I want to put on record my thanks for the phenomenal professionalism and competence of our public services in the Penally area who have exceeded any expectations in dealing with such a challenging situation – especially during a pandemic.

Hywel Dda University Health Board stood up quality services in a remarkably short space of time, without prior notice or expertise in supporting asylum seekers. Pembrokeshire County Council has managed community tensions, planning processes, and many unexpected issues despite never consenting to be an asylum dispersal area.

Dyfed-Powys Police and the Police and Crime Commissioner have demonstrated restraint and balance in the way protests have been policed and how resource issues and tensions have been raised with the UK Government. 

As always, the third sector and volunteers rose to the challenge of providing support to the residents – both for their practical and spiritual needs.  Two new third sector organisations have set up in West Wales with an aim of doing more to support people seeking sanctuary. Donations from the local community were overwhelming at times. Charities from as far afield as Newport and Cardiff offered support to those in the camp and this compassion reflects well on us as a society.

Our collective mitigating actions would not have been effective without the partnership approach undertaken by the Penally Strategic Engagement Group and Multi Agency Group, all of whom came together quickly to step up to the challenge with little experience of the asylum system. The actions of these groups helped to ensure the measures put in place at the camp were achieved at pace. The Wales Strategic Migration Partnership has played a crucial role in building and maintaining this partnership over the last 6 months.

Although the site was unsuitable, we have learned a great deal about how Welsh public services can come together to respond to urgent situations like this.
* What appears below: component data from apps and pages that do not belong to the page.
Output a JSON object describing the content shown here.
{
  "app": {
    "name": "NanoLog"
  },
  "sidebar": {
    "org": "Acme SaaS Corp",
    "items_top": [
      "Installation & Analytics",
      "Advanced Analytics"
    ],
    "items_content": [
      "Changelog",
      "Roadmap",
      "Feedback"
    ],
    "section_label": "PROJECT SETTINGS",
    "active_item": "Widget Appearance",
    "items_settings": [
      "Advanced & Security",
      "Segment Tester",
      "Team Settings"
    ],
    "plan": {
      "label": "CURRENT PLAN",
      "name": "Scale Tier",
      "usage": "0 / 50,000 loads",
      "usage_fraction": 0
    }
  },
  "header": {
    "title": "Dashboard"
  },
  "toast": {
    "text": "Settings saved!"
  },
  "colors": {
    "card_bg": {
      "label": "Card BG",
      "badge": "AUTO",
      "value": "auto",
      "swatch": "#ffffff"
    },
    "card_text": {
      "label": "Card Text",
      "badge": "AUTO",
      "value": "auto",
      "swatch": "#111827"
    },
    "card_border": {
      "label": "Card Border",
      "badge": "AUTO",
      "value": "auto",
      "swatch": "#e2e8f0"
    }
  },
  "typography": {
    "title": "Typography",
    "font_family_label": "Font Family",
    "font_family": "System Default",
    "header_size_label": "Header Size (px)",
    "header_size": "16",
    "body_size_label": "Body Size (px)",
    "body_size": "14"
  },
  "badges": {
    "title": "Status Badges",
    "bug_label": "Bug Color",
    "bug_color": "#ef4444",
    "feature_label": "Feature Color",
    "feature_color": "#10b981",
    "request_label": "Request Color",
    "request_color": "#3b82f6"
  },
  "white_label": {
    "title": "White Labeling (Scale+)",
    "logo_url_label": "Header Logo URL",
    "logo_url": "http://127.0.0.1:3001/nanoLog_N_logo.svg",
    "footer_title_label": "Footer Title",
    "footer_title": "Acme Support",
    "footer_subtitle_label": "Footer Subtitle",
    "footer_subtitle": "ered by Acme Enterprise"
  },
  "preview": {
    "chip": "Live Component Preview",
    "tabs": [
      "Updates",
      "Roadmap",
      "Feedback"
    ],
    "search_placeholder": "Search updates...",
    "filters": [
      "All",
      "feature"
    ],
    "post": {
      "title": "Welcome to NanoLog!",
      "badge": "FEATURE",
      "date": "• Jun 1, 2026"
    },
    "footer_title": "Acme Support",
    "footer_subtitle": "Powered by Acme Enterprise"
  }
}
Despite this, we will do everything we can to prevent another Penally-type development opening in Wales. 

Although the provision of asylum accommodation is the responsibility of the UK Government we are working closely with Welsh local authorities to widen the asylum dispersal system to new areas. Conversations with local government have taken place throughout February in the hope that new opportunities for asylum dispersal can be found. We must do this at a pace that ensures inclusion and cohesion within communities is managed effectively and local authorities are not placed under unnecessary pressure at a financial and operational level. 

We will need the Home Office to be far more flexible in their approach to ensure local authority concerns around safeguarding, data sharing, partnership working and funding can be adequately addressed. Nevertheless, we are committed to providing support to this endeavour.